New leader of Sharing Our Roots looks to take organization to the next level
Rocky Casillas Aguirre has been named as the new executive director of Sharing Our Roots, which owns a 100-acre parcel of land in Northfield that will be used this year by a diverse group of vegetable and livestock farmers.
NORTHFIELD, Minn. ― Sharing Our Roots is a nonprofit organization with a mission to “advance a resilient agriculture system that demonstrates the power to heal our lands, nourish our communities and prepare emerging farmers,” according to its website.
The organization owns a 100-acre parcel of land in Northfield that will be used this year by a diverse group of vegetable and livestock farmers.
Sharing Our Roots recently named Rocky Casillas Aguirre as its new executive director. Aguirre is originally from Tijuana, Mexico but was raised in Northfield and has been part of the community for almost two decades. He’s been with the nonprofit for about six years, most recently as operations manager.

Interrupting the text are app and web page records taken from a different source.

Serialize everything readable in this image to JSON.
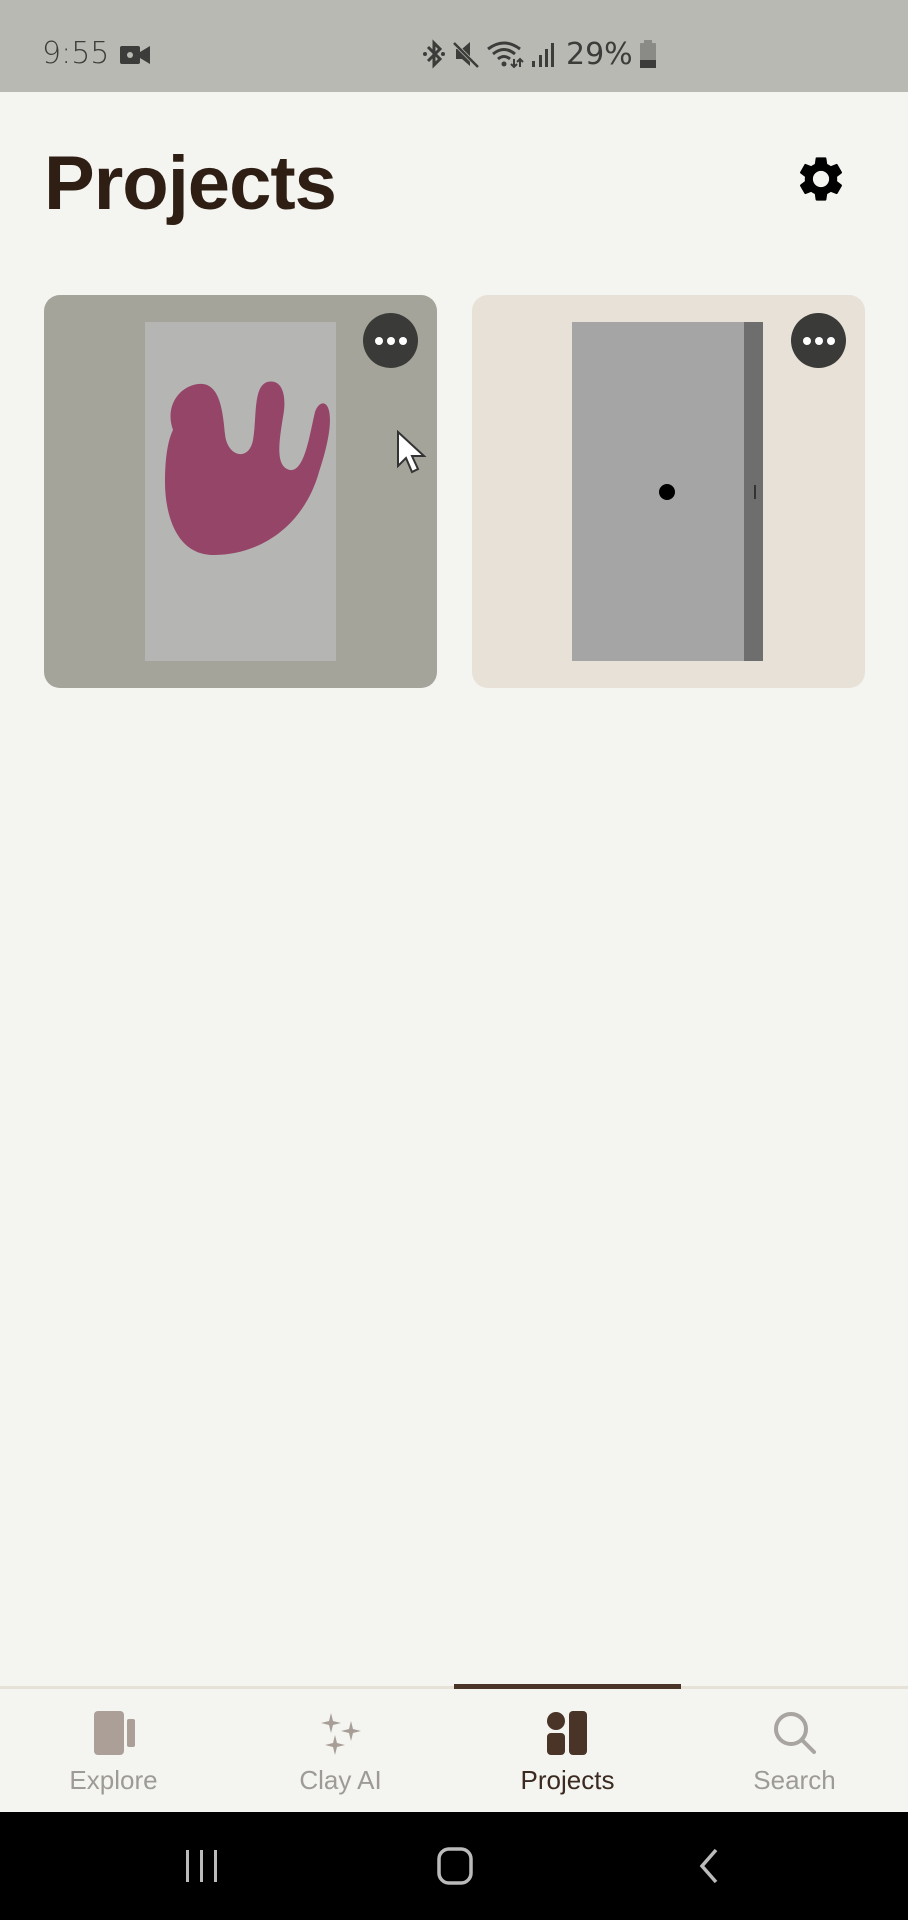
{
  "status_bar": {
    "time": "9:55",
    "battery_percent": "29%",
    "icons": [
      "video-camera-icon",
      "bluetooth-icon",
      "mute-icon",
      "wifi-icon",
      "signal-icon",
      "battery-icon"
    ]
  },
  "header": {
    "title": "Projects",
    "settings_icon": "gear-icon"
  },
  "projects": [
    {
      "name": "project-card-1",
      "background": "#a4a49a",
      "thumbnail_bg": "#b5b6b4",
      "shape_color": "#954668",
      "more_icon": "more-horizontal-icon"
    },
    {
      "name": "project-card-2",
      "background": "#e8e1d7",
      "thumbnail_bg": "#a5a5a5",
      "more_icon": "more-horizontal-icon"
    }
  ],
  "tabs": [
    {
      "label": "Explore",
      "icon": "explore-icon",
      "active": false
    },
    {
      "label": "Clay AI",
      "icon": "sparkles-icon",
      "active": false
    },
    {
      "label": "Projects",
      "icon": "projects-icon",
      "active": true
    },
    {
      "label": "Search",
      "icon": "search-icon",
      "active": false
    }
  ],
  "colors": {
    "accent": "#4a3428",
    "inactive": "#9e9b96",
    "title": "#2e1e14"
  },
  "system_nav": [
    "recents-button",
    "home-button",
    "back-button"
  ]
}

“Rocky embodies the culture and values of the organization, is locally grounded and brings his community network to our work,” said Megan O’Hara, chair of the board for Sharing Our Roots. “He also brings cultural experience and a personal understanding of the challenges immigrants and young farmers face in our farming and food systems.”

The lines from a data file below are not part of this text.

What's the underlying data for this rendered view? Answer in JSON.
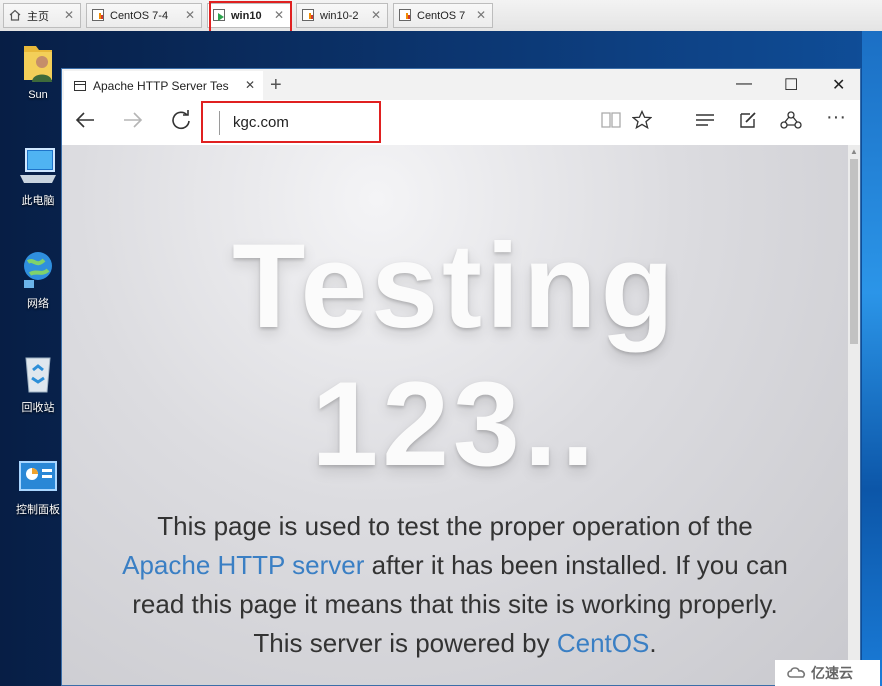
{
  "vm_tabs": [
    {
      "label": "主页",
      "icon": "home-icon"
    },
    {
      "label": "CentOS 7-4",
      "icon": "vm-icon"
    },
    {
      "label": "win10",
      "icon": "vm-running-icon",
      "active": true
    },
    {
      "label": "win10-2",
      "icon": "vm-icon"
    },
    {
      "label": "CentOS 7",
      "icon": "vm-icon"
    }
  ],
  "desktop_icons": [
    {
      "label": "Sun",
      "icon": "user-folder-icon"
    },
    {
      "label": "此电脑",
      "icon": "computer-icon"
    },
    {
      "label": "网络",
      "icon": "network-icon"
    },
    {
      "label": "回收站",
      "icon": "recycle-bin-icon"
    },
    {
      "label": "控制面板",
      "icon": "control-panel-icon"
    }
  ],
  "browser": {
    "tab_title": "Apache HTTP Server Tes",
    "address": "kgc.com",
    "page": {
      "heading_line1": "Testing",
      "heading_line2": "123..",
      "text_1": "This page is used to test the proper operation of the",
      "link_apache": "Apache HTTP server",
      "text_2": " after it has been installed. If you can read this page it means that this site is working properly. This server is powered by ",
      "link_centos": "CentOS",
      "text_3": "."
    }
  },
  "watermark": "亿速云",
  "colors": {
    "link": "#3a7fc4",
    "highlight_box": "#e02020"
  }
}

Along with a cohort of farmers that will be “launching their ag enterprises” on the nonprofit’s parcel of land, Sharing Our Roots also addresses food insecurity in the community.

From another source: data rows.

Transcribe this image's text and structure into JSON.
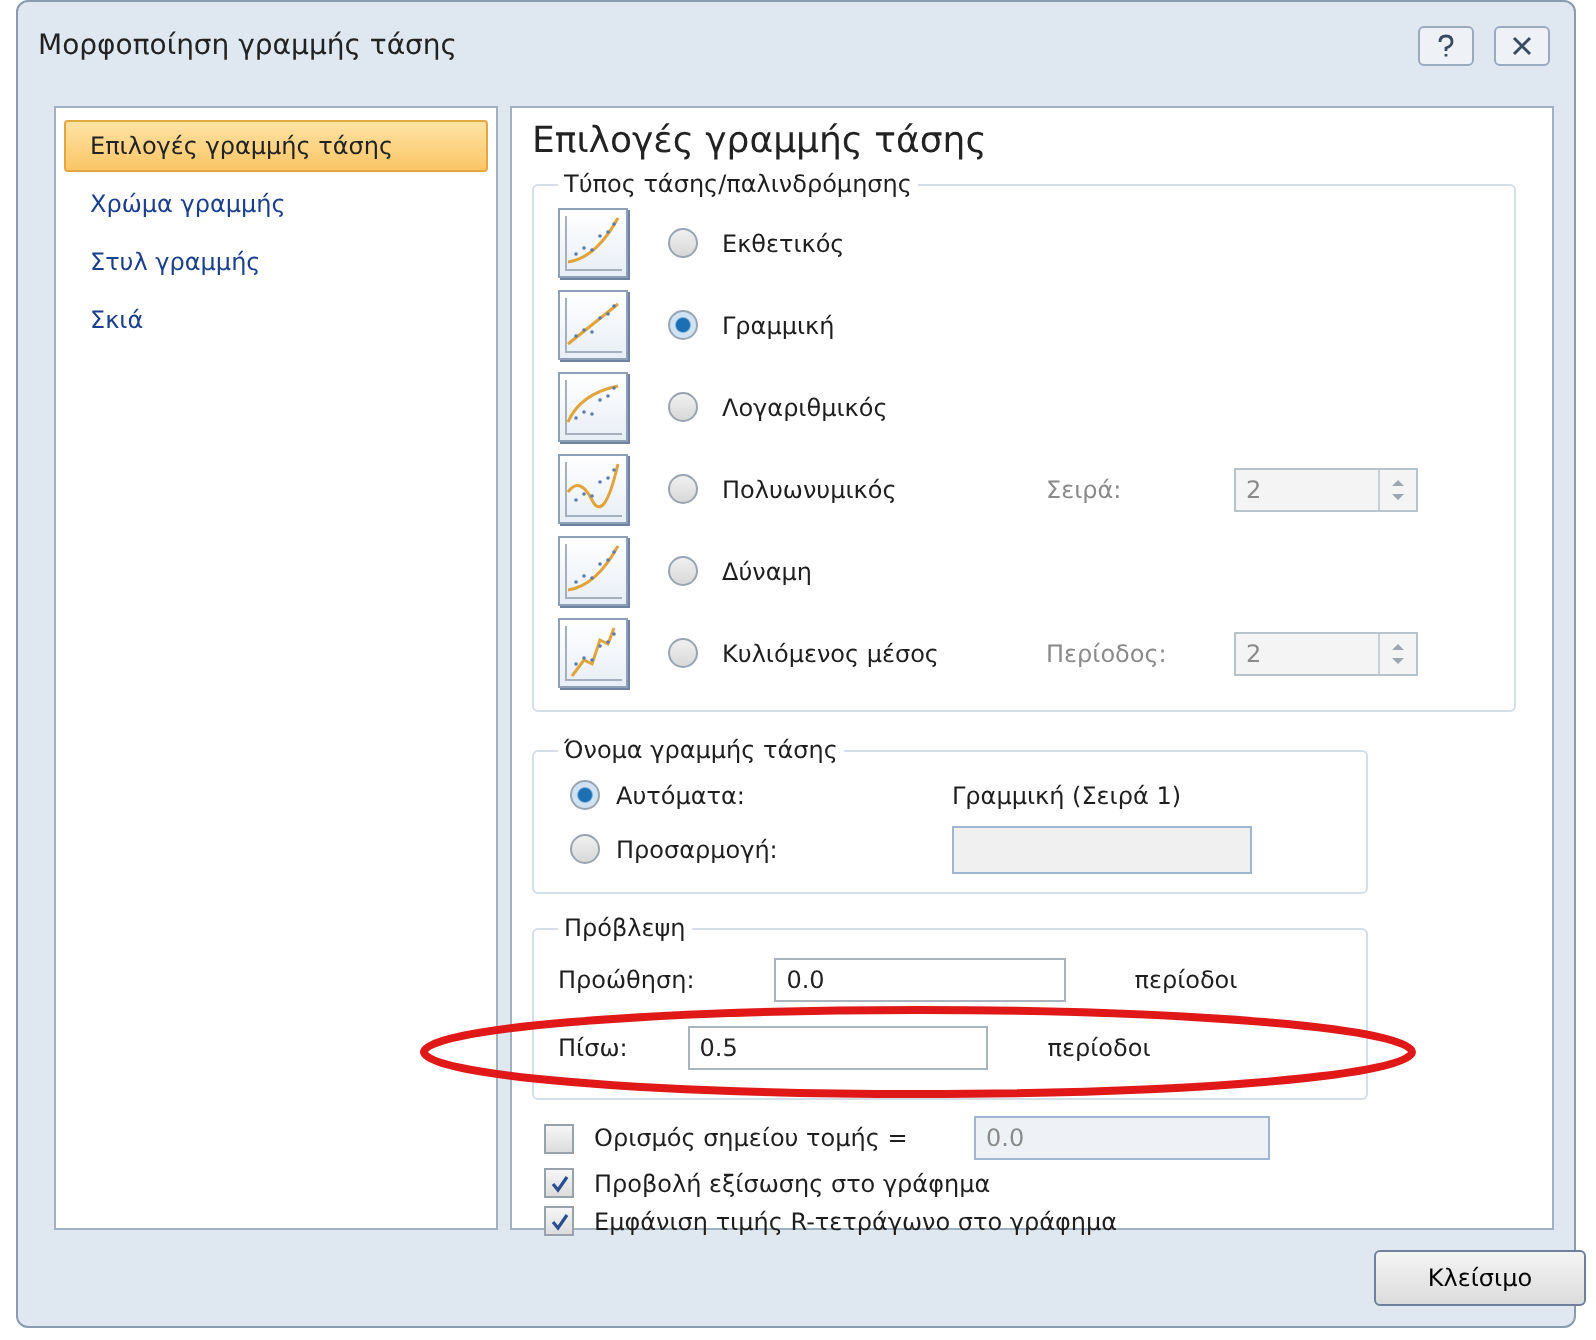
{
  "window": {
    "title": "Μορφοποίηση γραμμής τάσης"
  },
  "sidebar": {
    "items": [
      {
        "label": "Επιλογές γραμμής τάσης",
        "selected": true
      },
      {
        "label": "Χρώμα γραμμής",
        "selected": false
      },
      {
        "label": "Στυλ γραμμής",
        "selected": false
      },
      {
        "label": "Σκιά",
        "selected": false
      }
    ]
  },
  "heading": "Επιλογές γραμμής τάσης",
  "trend_type": {
    "legend": "Τύπος τάσης/παλινδρόμησης",
    "options": [
      {
        "label": "Εκθετικός",
        "selected": false,
        "kind": "exponential"
      },
      {
        "label": "Γραμμική",
        "selected": true,
        "kind": "linear"
      },
      {
        "label": "Λογαριθμικός",
        "selected": false,
        "kind": "logarithmic"
      },
      {
        "label": "Πολυωνυμικός",
        "selected": false,
        "kind": "polynomial",
        "param": {
          "label": "Σειρά:",
          "value": "2"
        }
      },
      {
        "label": "Δύναμη",
        "selected": false,
        "kind": "exponential"
      },
      {
        "label": "Κυλιόμενος μέσος",
        "selected": false,
        "kind": "average",
        "param": {
          "label": "Περίοδος:",
          "value": "2"
        }
      }
    ]
  },
  "trend_name": {
    "legend": "Όνομα γραμμής τάσης",
    "options": [
      {
        "label": "Αυτόματα:",
        "selected": true,
        "value": "Γραμμική (Σειρά 1)"
      },
      {
        "label": "Προσαρμογή:",
        "selected": false
      }
    ]
  },
  "forecast": {
    "legend": "Πρόβλεψη",
    "rows": [
      {
        "label": "Προώθηση:",
        "value": "0.0",
        "unit": "περίοδοι"
      },
      {
        "label": "Πίσω:",
        "value": "0.5",
        "unit": "περίοδοι"
      }
    ]
  },
  "checks": [
    {
      "label": "Ορισμός σημείου τομής =",
      "checked": false,
      "value": "0.0"
    },
    {
      "label": "Προβολή εξίσωσης στο γράφημα",
      "checked": true
    },
    {
      "label": "Εμφάνιση τιμής R-τετράγωνο στο γράφημα",
      "checked": true
    }
  ],
  "close_button": "Κλείσιμο"
}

“We have a team of community connectors who do food distributions and support local community gardens as a way for people to grow food for themselves, or to sell,” said Aguirre. “So we have a lot of programming, both on the farm and out in the community.”
One of those community connectors is Noemi Carreon, a long-time volunteer of Sharing Our Roots whose goal will be to help connect Latinx farmers in the Northfield area to land and resources, as well as address food insecurity in low-income neighborhoods. Carreon moved to Minnesota from Coahuila, Mexico, over 20 years ago and has since been an active volunteer in her community.
When Aguirre returned home to Northfield after he earned his bachelor’s degree in wildlife management from the University of Minnesota and a master’s degree in conservation from Antioch University in New England, he connected with Reginaldo Haslett-Marroquin, the president and CEO of the Regenerative Agriculture Alliance.
Haslett-Marroquin taught Aguirre how to raise free-range chickens at his farm in Northfield. That led to Aguirre landing the position of poultry assistant at Sharing Our Roots, which eventually led him to various other roles with the nonprofit.
“Now we're here, and I've been given the opportunity to lead the organization as executive director,” he said.
Aguirre said the work done by the nonprofit has evolved in the time it’s been around, and it’s his goal to take the organization to the next level.
“We're providing opportunities for immigrants and low-income families, and people of color who have been marginalized and discriminated against for so long,” he said. “And so for me, it's a way to give back to my community — to the community that raised me, so it’s just really exciting to be a part of something that is happening in my hometown.”
He said that some of his priorities as executive director are to expand and diversify the board.
“I think both of those things are really important, so having the opportunity to help shape this organization and help lead it to the next level is just a really great opportunity,” he said. “I'm really humbled and honored to be able to do this, especially at my age, because it doesn't seem like there are a lot of executive directors in their 20s.”
Land to farm
Aguirre said the 100-acre farm is meant to be “home base” for farmers who don't have access to land otherwise. The 14 farmers who were on the farmland owned by Sharing Our Roots last year will be coming back this year, and Aguirre said many of them will be expanding their production.
“The farmers will be growing food themselves, and we're just basically a support system,” he said. “We provide land access, infrastructure access, and access to resources and technical assistance.”
2022 will be the pilot year for the cohort of farmers who will be working together as well as independently.
“These 14 farmers that will be out there represent seven different enterprises, so some of them will be growing botanicals, others mixed vegetables, and there's also cattle out there,” said Aguirre, who added that there will also be a couple of Kenyan farmers who will be raising chickens. “So it's quite a diversity of farmers and businesses that will be going on at the farm this year.”